Let's rewind to Saturday.
I woke up feeling overwhelmed. Four million things on my to-do list and at least 3 people who will be disappointed with me by the end of the day no matter how hard I try.
Looking back on it, I was reverting to old behavior, avoidant behavior. In an earlier time, feeling the way I did- anxious, antisocial-- I probably would have cancelled all of my plans, gotten behind my canvas, put on an audiobook, and hid. Maybe for a couple days.
Guess what? I can't do that anymore. It's not an option.
Hiding is no longer an option, because what I'm doing isn't really about me anymore. There is my team, a group of extremely dedicated individuals who want to make a difference in the world as badly as I do.
And more than that, there are all the people who I want to help. Veterans, athletes, non-athletes.

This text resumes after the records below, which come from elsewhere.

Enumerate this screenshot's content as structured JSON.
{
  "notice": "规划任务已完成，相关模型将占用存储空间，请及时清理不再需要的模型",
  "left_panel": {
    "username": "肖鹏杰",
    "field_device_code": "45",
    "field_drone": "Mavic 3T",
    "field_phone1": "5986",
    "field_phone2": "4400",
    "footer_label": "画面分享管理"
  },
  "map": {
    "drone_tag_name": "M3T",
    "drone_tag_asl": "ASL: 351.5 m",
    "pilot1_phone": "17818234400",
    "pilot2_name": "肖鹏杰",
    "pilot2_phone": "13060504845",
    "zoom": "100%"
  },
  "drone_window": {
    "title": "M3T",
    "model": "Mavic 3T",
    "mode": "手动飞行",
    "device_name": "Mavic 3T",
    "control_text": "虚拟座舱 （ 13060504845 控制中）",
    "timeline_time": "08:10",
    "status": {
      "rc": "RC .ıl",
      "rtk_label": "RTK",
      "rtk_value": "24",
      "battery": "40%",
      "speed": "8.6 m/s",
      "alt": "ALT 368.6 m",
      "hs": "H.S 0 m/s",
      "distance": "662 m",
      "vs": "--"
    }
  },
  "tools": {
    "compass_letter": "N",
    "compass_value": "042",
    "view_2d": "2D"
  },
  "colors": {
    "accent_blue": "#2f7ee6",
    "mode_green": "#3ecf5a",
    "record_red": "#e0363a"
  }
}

Barefoot Jake setup a meeting with some of his friends down in San Diego. They are veterans, and some of them have been grieviously injured in Afghanistan and Iraq. It might sound a little silly to you, but I was really nervous about meeting them. I guess when it comes down to it, in my heart, I don't really feel all that worthy to represent and champion the men and women who fought for our country. In the beginning, when I started this project, I thought I understood what "sacrifice" meant. I guess I put it in a box with a bunch of other cliches that I didn't understand. But I guess thats part of misunderstanding. You don't know how wrong you are until you get smart enough to realize how stupid you were before. Does that make sense? A more eloquent way of putting it: Hindsight is 20/20.
We met up with these guys in a park in San Diego. I brought Turner New Zealand Filets to cook on the Grill that were generously donated to us by Noel Turner because he realized how badly we were hurting for money and needed grocery money. On the way down, traffic was terrible. It was madness. Tensions were high. Communications were static. I was planning on interviewing them on film with Robot, but as the day progressed and our plans kept getting sidetracked and delayed, I realized that this would probably be something that I would have to let go.

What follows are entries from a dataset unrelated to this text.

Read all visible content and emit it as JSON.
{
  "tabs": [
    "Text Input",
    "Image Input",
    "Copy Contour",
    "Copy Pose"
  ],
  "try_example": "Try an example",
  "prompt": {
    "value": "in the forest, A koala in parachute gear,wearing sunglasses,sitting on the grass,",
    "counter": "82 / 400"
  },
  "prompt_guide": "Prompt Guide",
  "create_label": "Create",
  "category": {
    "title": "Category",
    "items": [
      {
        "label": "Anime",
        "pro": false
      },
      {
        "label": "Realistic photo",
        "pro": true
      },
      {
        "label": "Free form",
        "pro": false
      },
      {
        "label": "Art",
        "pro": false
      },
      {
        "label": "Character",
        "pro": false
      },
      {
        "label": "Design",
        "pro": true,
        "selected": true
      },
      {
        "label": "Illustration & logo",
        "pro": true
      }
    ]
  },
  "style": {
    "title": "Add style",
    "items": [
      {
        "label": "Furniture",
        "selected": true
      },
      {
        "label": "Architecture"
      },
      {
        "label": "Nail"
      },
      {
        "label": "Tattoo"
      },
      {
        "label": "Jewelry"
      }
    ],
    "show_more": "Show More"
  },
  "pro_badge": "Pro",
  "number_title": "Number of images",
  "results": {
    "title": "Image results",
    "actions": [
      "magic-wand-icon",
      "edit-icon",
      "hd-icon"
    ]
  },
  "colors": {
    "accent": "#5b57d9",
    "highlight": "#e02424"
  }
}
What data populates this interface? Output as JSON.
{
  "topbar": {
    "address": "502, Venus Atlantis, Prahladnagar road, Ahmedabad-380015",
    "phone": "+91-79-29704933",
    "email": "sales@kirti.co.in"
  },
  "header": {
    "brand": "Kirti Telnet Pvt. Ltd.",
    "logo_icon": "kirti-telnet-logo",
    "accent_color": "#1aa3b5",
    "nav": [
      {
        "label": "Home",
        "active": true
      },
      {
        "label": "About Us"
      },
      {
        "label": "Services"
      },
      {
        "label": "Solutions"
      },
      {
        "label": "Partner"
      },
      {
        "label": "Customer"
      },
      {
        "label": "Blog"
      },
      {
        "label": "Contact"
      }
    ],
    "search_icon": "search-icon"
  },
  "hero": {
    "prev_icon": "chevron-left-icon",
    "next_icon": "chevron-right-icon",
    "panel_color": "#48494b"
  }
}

When they showed up to the park, everything changed. I've never been so astonished and touched by another human being. And it wasn't just one human being, it was five.

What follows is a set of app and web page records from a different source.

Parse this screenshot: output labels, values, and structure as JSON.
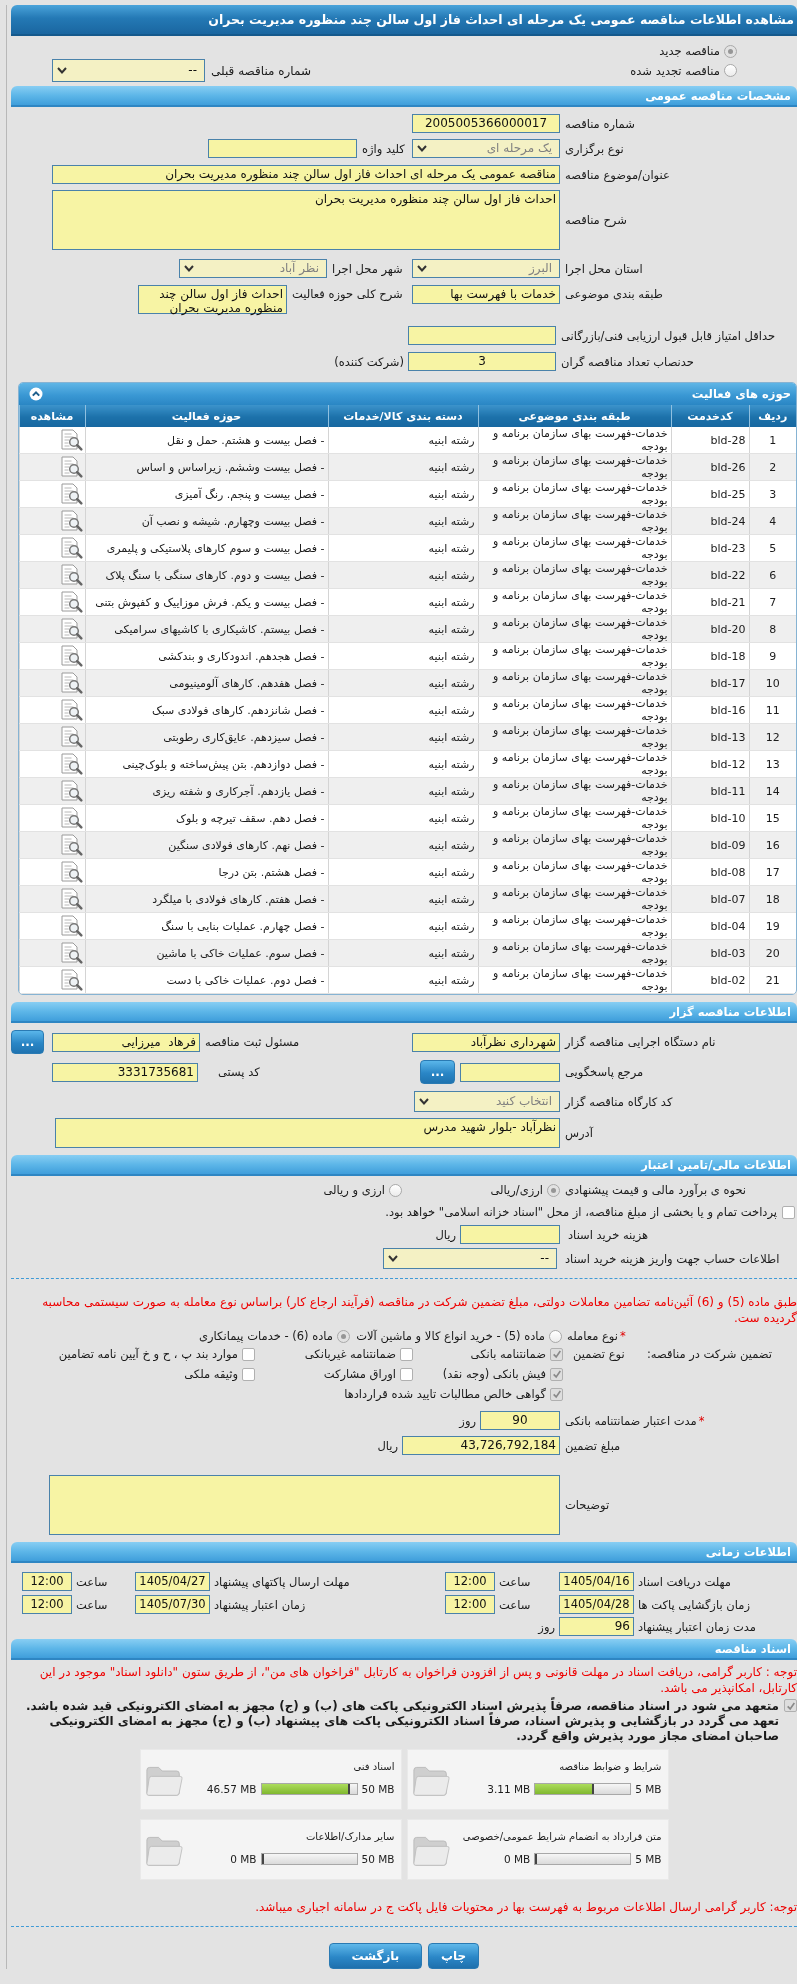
{
  "window": {
    "title": "مشاهده اطلاعات مناقصه عمومی یک مرحله ای احداث فاز اول سالن چند منظوره مدیریت بحران"
  },
  "tender_status": {
    "options": [
      {
        "label": "مناقصه جدید",
        "selected": true
      },
      {
        "label": "مناقصه تجدید شده",
        "selected": false
      }
    ],
    "previous_tender": {
      "label": "شماره مناقصه قبلی",
      "kind": "select",
      "value": "--",
      "disabled": false
    }
  },
  "general": {
    "title": "مشخصات مناقصه عمومی",
    "fields": [
      {
        "label": "شماره مناقصه",
        "kind": "input",
        "value": "2005005366000017"
      },
      {
        "label": "نوع برگزاری",
        "kind": "select",
        "value": "یک مرحله ای",
        "disabled": true
      },
      {
        "label": "کلید واژه",
        "kind": "input"
      },
      {
        "label": "عنوان/موضوع مناقصه",
        "kind": "input",
        "value": "مناقصه عمومی یک مرحله ای احداث فاز اول سالن چند منظوره مدیریت بحران"
      },
      {
        "label": "شرح مناقصه",
        "kind": "textarea",
        "value": "احداث فاز اول سالن چند منظوره مدیریت بحران"
      },
      {
        "label": "استان محل اجرا",
        "kind": "select",
        "value": "البرز",
        "disabled": true
      },
      {
        "label": "شهر محل اجرا",
        "kind": "select",
        "value": "نظر آباد",
        "disabled": true
      },
      {
        "label": "طبقه بندی موضوعی",
        "kind": "input",
        "value": "خدمات با فهرست بها"
      },
      {
        "label": "شرح کلی حوزه فعالیت",
        "kind": "textarea",
        "value": "احداث فاز اول سالن چند منظوره مدیریت بحران"
      },
      {
        "label": "حداقل امتیاز قابل قبول ارزیابی فنی/بازرگانی",
        "kind": "input"
      },
      {
        "label": "حدنصاب تعداد مناقصه گران",
        "kind": "input",
        "value": "3",
        "unit": "(شرکت کننده)"
      }
    ]
  },
  "activities": {
    "title": "حوزه های فعالیت",
    "expanded": true,
    "columns": [
      "ردیف",
      "کدخدمت",
      "طبقه بندی موضوعی",
      "دسته بندی کالا/خدمات",
      "حوزه فعالیت",
      "مشاهده"
    ],
    "rows": [
      {
        "number": "1",
        "code": "bld-28",
        "category": "خدمات-فهرست بهای سازمان برنامه و بودجه",
        "group": "رشته ابنیه",
        "activity": "- فصل بیست و هشتم. حمل و نقل"
      },
      {
        "number": "2",
        "code": "bld-26",
        "category": "خدمات-فهرست بهای سازمان برنامه و بودجه",
        "group": "رشته ابنیه",
        "activity": "- فصل بیست وششم. زیراساس و اساس"
      },
      {
        "number": "3",
        "code": "bld-25",
        "category": "خدمات-فهرست بهای سازمان برنامه و بودجه",
        "group": "رشته ابنیه",
        "activity": "- فصل بیست و پنجم. رنگ آمیزی"
      },
      {
        "number": "4",
        "code": "bld-24",
        "category": "خدمات-فهرست بهای سازمان برنامه و بودجه",
        "group": "رشته ابنیه",
        "activity": "- فصل بیست وچهارم. شیشه و نصب آن"
      },
      {
        "number": "5",
        "code": "bld-23",
        "category": "خدمات-فهرست بهای سازمان برنامه و بودجه",
        "group": "رشته ابنیه",
        "activity": "- فصل بیست و سوم کارهای پلاستیکی و پلیمری"
      },
      {
        "number": "6",
        "code": "bld-22",
        "category": "خدمات-فهرست بهای سازمان برنامه و بودجه",
        "group": "رشته ابنیه",
        "activity": "- فصل بیست و دوم. کارهای سنگی با سنگ پلاک"
      },
      {
        "number": "7",
        "code": "bld-21",
        "category": "خدمات-فهرست بهای سازمان برنامه و بودجه",
        "group": "رشته ابنیه",
        "activity": "- فصل بیست و یکم. فرش موزاییک و کفپوش بتنی"
      },
      {
        "number": "8",
        "code": "bld-20",
        "category": "خدمات-فهرست بهای سازمان برنامه و بودجه",
        "group": "رشته ابنیه",
        "activity": "- فصل بیستم. کاشیکاری با کاشیهای سرامیکی"
      },
      {
        "number": "9",
        "code": "bld-18",
        "category": "خدمات-فهرست بهای سازمان برنامه و بودجه",
        "group": "رشته ابنیه",
        "activity": "- فصل هجدهم. اندودکاری و بندکشی"
      },
      {
        "number": "10",
        "code": "bld-17",
        "category": "خدمات-فهرست بهای سازمان برنامه و بودجه",
        "group": "رشته ابنیه",
        "activity": "- فصل هفدهم. کارهای آلومینیومی"
      },
      {
        "number": "11",
        "code": "bld-16",
        "category": "خدمات-فهرست بهای سازمان برنامه و بودجه",
        "group": "رشته ابنیه",
        "activity": "- فصل شانزدهم. کارهای فولادی سبک"
      },
      {
        "number": "12",
        "code": "bld-13",
        "category": "خدمات-فهرست بهای سازمان برنامه و بودجه",
        "group": "رشته ابنیه",
        "activity": "- فصل سیزدهم. عایق‌کاری رطوبتی"
      },
      {
        "number": "13",
        "code": "bld-12",
        "category": "خدمات-فهرست بهای سازمان برنامه و بودجه",
        "group": "رشته ابنیه",
        "activity": "- فصل دوازدهم. بتن پیش‌ساخته و بلوک‌چینی"
      },
      {
        "number": "14",
        "code": "bld-11",
        "category": "خدمات-فهرست بهای سازمان برنامه و بودجه",
        "group": "رشته ابنیه",
        "activity": "- فصل یازدهم. آجرکاری و شفته ریزی"
      },
      {
        "number": "15",
        "code": "bld-10",
        "category": "خدمات-فهرست بهای سازمان برنامه و بودجه",
        "group": "رشته ابنیه",
        "activity": "- فصل دهم. سقف تیرچه و بلوک"
      },
      {
        "number": "16",
        "code": "bld-09",
        "category": "خدمات-فهرست بهای سازمان برنامه و بودجه",
        "group": "رشته ابنیه",
        "activity": "- فصل نهم. کارهای فولادی سنگین"
      },
      {
        "number": "17",
        "code": "bld-08",
        "category": "خدمات-فهرست بهای سازمان برنامه و بودجه",
        "group": "رشته ابنیه",
        "activity": "- فصل هشتم. بتن درجا"
      },
      {
        "number": "18",
        "code": "bld-07",
        "category": "خدمات-فهرست بهای سازمان برنامه و بودجه",
        "group": "رشته ابنیه",
        "activity": "- فصل هفتم. کارهای فولادی با میلگرد"
      },
      {
        "number": "19",
        "code": "bld-04",
        "category": "خدمات-فهرست بهای سازمان برنامه و بودجه",
        "group": "رشته ابنیه",
        "activity": "- فصل چهارم. عملیات بنایی با سنگ"
      },
      {
        "number": "20",
        "code": "bld-03",
        "category": "خدمات-فهرست بهای سازمان برنامه و بودجه",
        "group": "رشته ابنیه",
        "activity": "- فصل سوم. عملیات خاکی با ماشین"
      },
      {
        "number": "21",
        "code": "bld-02",
        "category": "خدمات-فهرست بهای سازمان برنامه و بودجه",
        "group": "رشته ابنیه",
        "activity": "- فصل دوم. عملیات خاکی با دست"
      }
    ]
  },
  "organizer": {
    "title": "اطلاعات مناقصه گزار",
    "fields": [
      {
        "label": "نام دستگاه اجرایی مناقصه گزار",
        "kind": "input",
        "value": "شهرداری نظرآباد"
      },
      {
        "label": "مسئول ثبت مناقصه",
        "kind": "input",
        "value": "فرهاد  میرزایی",
        "button": "..."
      },
      {
        "label": "مرجع پاسخگویی",
        "kind": "input",
        "button": "..."
      },
      {
        "label": "کد پستی",
        "kind": "input",
        "value": "3331735681"
      },
      {
        "label": "کد کارگاه مناقصه گزار",
        "kind": "select",
        "value": "انتخاب کنید",
        "disabled": true
      },
      {
        "label": "آدرس",
        "kind": "textarea",
        "value": "نظرآباد -بلوار شهید مدرس"
      }
    ]
  },
  "finance": {
    "title": "اطلاعات مالی/تامین اعتبار",
    "estimate": {
      "label": "نحوه ی برآورد مالی و قیمت پیشنهادی",
      "options": [
        {
          "label": "ارزی/ریالی",
          "selected": true
        },
        {
          "label": "ارزی و ریالی",
          "selected": false
        }
      ]
    },
    "treasury": {
      "label": "پرداخت تمام و یا بخشی از مبلغ مناقصه، از محل \"اسناد خزانه اسلامی\" خواهد بود.",
      "checked": false
    },
    "fields": [
      {
        "label": "هزینه خرید اسناد",
        "kind": "input",
        "unit": "ریال"
      },
      {
        "label": "اطلاعات حساب جهت واریز هزینه خرید اسناد",
        "kind": "select",
        "value": "--",
        "disabled": false
      }
    ],
    "note": "طبق ماده (5) و (6) آئین‌نامه تضامین معاملات دولتی، مبلغ تضمین شرکت در مناقصه (فرآیند ارجاع کار) براساس نوع معامله به صورت سیستمی محاسبه گردیده ست.",
    "deal_type": {
      "required_mark": "*",
      "label": "نوع معامله",
      "options": [
        {
          "label": "ماده (5) - خرید انواع کالا و ماشین آلات",
          "selected": false
        },
        {
          "label": "ماده (6) - خدمات پیمانکاری",
          "selected": true
        }
      ]
    },
    "guarantee": {
      "label": "تضمین شرکت در مناقصه:",
      "type_label": "نوع تضمین",
      "options": [
        {
          "label": "ضمانتنامه بانکی",
          "checked": true
        },
        {
          "label": "ضمانتنامه غیربانکی",
          "checked": false
        },
        {
          "label": "موارد بند پ ، ح و خ آیین نامه تضامین",
          "checked": false
        },
        {
          "label": "فیش بانکی (وجه نقد)",
          "checked": true
        },
        {
          "label": "اوراق مشارکت",
          "checked": false
        },
        {
          "label": "وثیقه ملکی",
          "checked": false
        },
        {
          "label": "گواهی خالص مطالبات تایید شده قراردادها",
          "checked": true
        }
      ]
    },
    "guarantee_fields": [
      {
        "required_mark": "*",
        "label": "مدت اعتبار ضمانتنامه بانکی",
        "kind": "input",
        "value": "90",
        "unit": "روز"
      },
      {
        "label": "مبلغ تضمین",
        "kind": "input",
        "value": "43,726,792,184",
        "unit": "ریال"
      },
      {
        "label": "توضیحات",
        "kind": "textarea"
      }
    ]
  },
  "timing": {
    "title": "اطلاعات زمانی",
    "entries": [
      {
        "label": "مهلت دریافت اسناد",
        "date": "1405/04/16",
        "time_label": "ساعت",
        "time": "12:00"
      },
      {
        "label": "مهلت ارسال پاکتهای پیشنهاد",
        "date": "1405/04/27",
        "time_label": "ساعت",
        "time": "12:00"
      },
      {
        "label": "زمان بازگشایی پاکت ها",
        "date": "1405/04/28",
        "time_label": "ساعت",
        "time": "12:00"
      },
      {
        "label": "زمان اعتبار پیشنهاد",
        "date": "1405/07/30",
        "time_label": "ساعت",
        "time": "12:00"
      }
    ],
    "validity": {
      "label": "مدت زمان اعتبار پیشنهاد",
      "kind": "input",
      "value": "96",
      "unit": "روز"
    }
  },
  "documents": {
    "title": "اسناد مناقصه",
    "notice": "توجه : کاربر گرامی، دریافت اسناد در مهلت قانونی و پس از افزودن فراخوان به کارتابل \"فراخوان های من\"، از طریق ستون \"دانلود اسناد\" موجود در این کارتابل، امکانپذیر می باشد.",
    "commitment": {
      "checked": true,
      "text": "متعهد می شود در اسناد مناقصه، صرفاً پذیرش اسناد الکترونیکی پاکت های (ب) و (ج) مجهز به امضای الکترونیکی قید شده باشد. تعهد می گردد در بازگشایی و پذیرش اسناد، صرفاً اسناد الکترونیکی پاکت های پیشنهاد (ب) و (ج) مجهز به امضای الکترونیکی صاحبان امضای مجاز مورد پذیرش واقع گردد."
    },
    "files": [
      {
        "title": "شرایط و ضوابط مناقصه",
        "limit": "5 MB",
        "used": "3.11 MB",
        "level": 0.62
      },
      {
        "title": "اسناد فنی",
        "limit": "50 MB",
        "used": "46.57 MB",
        "level": 0.93
      },
      {
        "title": "متن قرارداد به انضمام شرایط عمومی/خصوصی",
        "limit": "5 MB",
        "used": "0 MB",
        "level": 0
      },
      {
        "title": "سایر مدارک/اطلاعات",
        "limit": "50 MB",
        "used": "0 MB",
        "level": 0
      }
    ],
    "footer_note": "توجه: کاربر گرامی ارسال اطلاعات مربوط به فهرست بها در محتویات فایل پاکت ج در سامانه اجباری میباشد."
  },
  "buttons": [
    "چاپ",
    "بازگشت"
  ]
}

I don't how to describe the simultaneous feeling of humility, admiration, respect, connection, and love I felt immediately. Even writing this makes me feel it all over again. All I have to do is think of their eyes. A light seemed to shine from somewhere inside them, like their irises were lighthouse windows shining in a dark storm.
I have to wonder…is it me? Just now waking up? Is it that I am just now noticing the light in people, a light that has been there all along? Why was it that every time one of these veterans spoke to me I felt so humbled, so grateful?
Some of these guys lost their legs in combat. All of them have been through much, have seen so much. They were beautiful, and confident, and shining. They were open, and generous, and kind. Their spirits seems so strong and bright, and every time they thanked me for what I planned to do, I felt a twinge of self-consciousness, of silliness, of shame. Like it was such a silly little endeavor compared to what they had already been through. It makes me that much more motivated to run harder, to push farther, and to really make what I am doing count for something.
When I think about James or Tim or Cody rock climbing or running down the street with a prosthetic leg, it makes me realize that my bravery is a drop in the ocean. There is so much courage in the world, and so much love. I just wish there was some way to see it, to know it is there, to remind us that we are not alone, and there are people out there with valiant hearts and spirits that understand ours.
And now I think about their eyes, and I see that the light in them is like a beacon.
I'm starting to feel that way a lot. I have spent a lot of time trying to understand why I'm doing it in the last few weeks. What it began as certainly isn't how it's ended up thus far. I'm constantly being humbled by the aptitude, kindness, generosity, and greatness of the people who I'm working with, and the people who I'm running for.
Even though I have yet to come up with the money I need to complete this journey successfully, I'm finding that more than ever I am getting the spiritual and emotional strength I will need to complete the journey.